- [EXERCISE INSTRUCTIONS]:
Make an exact copy of all the records that follow, apart from the pictures.

[[ RECORDS FOR PROCESSING open ]]

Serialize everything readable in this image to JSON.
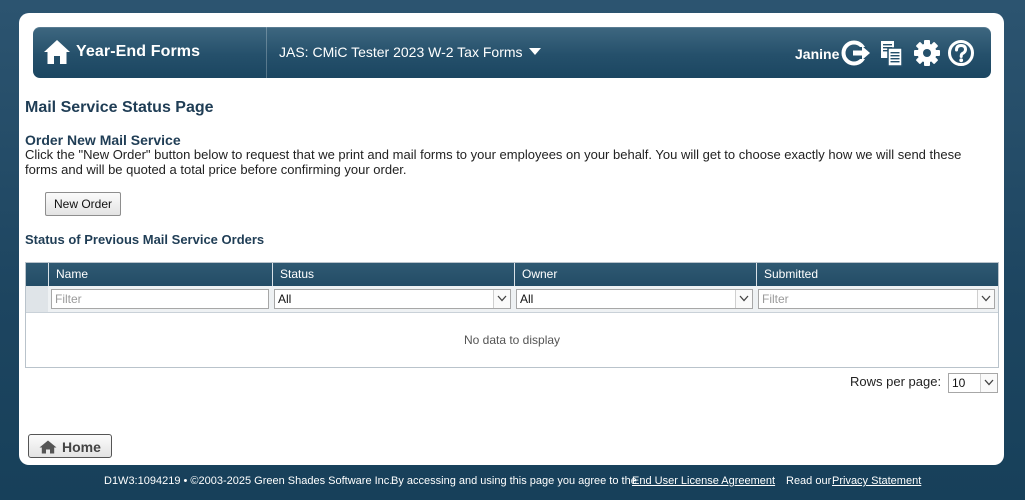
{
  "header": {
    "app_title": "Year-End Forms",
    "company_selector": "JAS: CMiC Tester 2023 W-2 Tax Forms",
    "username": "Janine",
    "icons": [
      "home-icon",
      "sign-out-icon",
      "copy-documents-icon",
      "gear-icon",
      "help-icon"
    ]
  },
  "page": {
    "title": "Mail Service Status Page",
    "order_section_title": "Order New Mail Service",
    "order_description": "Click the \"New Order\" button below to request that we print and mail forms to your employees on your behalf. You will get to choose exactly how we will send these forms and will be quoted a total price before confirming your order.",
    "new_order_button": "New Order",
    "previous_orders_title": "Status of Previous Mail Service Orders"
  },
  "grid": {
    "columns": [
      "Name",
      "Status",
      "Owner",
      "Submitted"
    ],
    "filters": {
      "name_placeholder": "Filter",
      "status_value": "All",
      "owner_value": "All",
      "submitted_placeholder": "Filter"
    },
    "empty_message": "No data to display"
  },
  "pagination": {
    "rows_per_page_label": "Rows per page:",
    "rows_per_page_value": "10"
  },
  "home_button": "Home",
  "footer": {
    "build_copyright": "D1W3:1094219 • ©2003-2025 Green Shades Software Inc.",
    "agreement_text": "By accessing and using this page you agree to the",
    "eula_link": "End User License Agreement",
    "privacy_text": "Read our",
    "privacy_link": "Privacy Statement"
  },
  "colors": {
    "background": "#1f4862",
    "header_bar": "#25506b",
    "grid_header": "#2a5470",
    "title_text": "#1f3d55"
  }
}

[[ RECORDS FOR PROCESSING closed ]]

- [EXERCISE SOLUTION]:
Serialize everything readable in this image to JSON.
{
  "header": {
    "app_title": "Year-End Forms",
    "company_selector": "JAS: CMiC Tester 2023 W-2 Tax Forms",
    "username": "Janine",
    "icons": [
      "home-icon",
      "sign-out-icon",
      "copy-documents-icon",
      "gear-icon",
      "help-icon"
    ]
  },
  "page": {
    "title": "Mail Service Status Page",
    "order_section_title": "Order New Mail Service",
    "order_description": "Click the \"New Order\" button below to request that we print and mail forms to your employees on your behalf. You will get to choose exactly how we will send these forms and will be quoted a total price before confirming your order.",
    "new_order_button": "New Order",
    "previous_orders_title": "Status of Previous Mail Service Orders"
  },
  "grid": {
    "columns": [
      "Name",
      "Status",
      "Owner",
      "Submitted"
    ],
    "filters": {
      "name_placeholder": "Filter",
      "status_value": "All",
      "owner_value": "All",
      "submitted_placeholder": "Filter"
    },
    "empty_message": "No data to display"
  },
  "pagination": {
    "rows_per_page_label": "Rows per page:",
    "rows_per_page_value": "10"
  },
  "home_button": "Home",
  "footer": {
    "build_copyright": "D1W3:1094219 • ©2003-2025 Green Shades Software Inc.",
    "agreement_text": "By accessing and using this page you agree to the",
    "eula_link": "End User License Agreement",
    "privacy_text": "Read our",
    "privacy_link": "Privacy Statement"
  },
  "colors": {
    "background": "#1f4862",
    "header_bar": "#25506b",
    "grid_header": "#2a5470",
    "title_text": "#1f3d55"
  }
}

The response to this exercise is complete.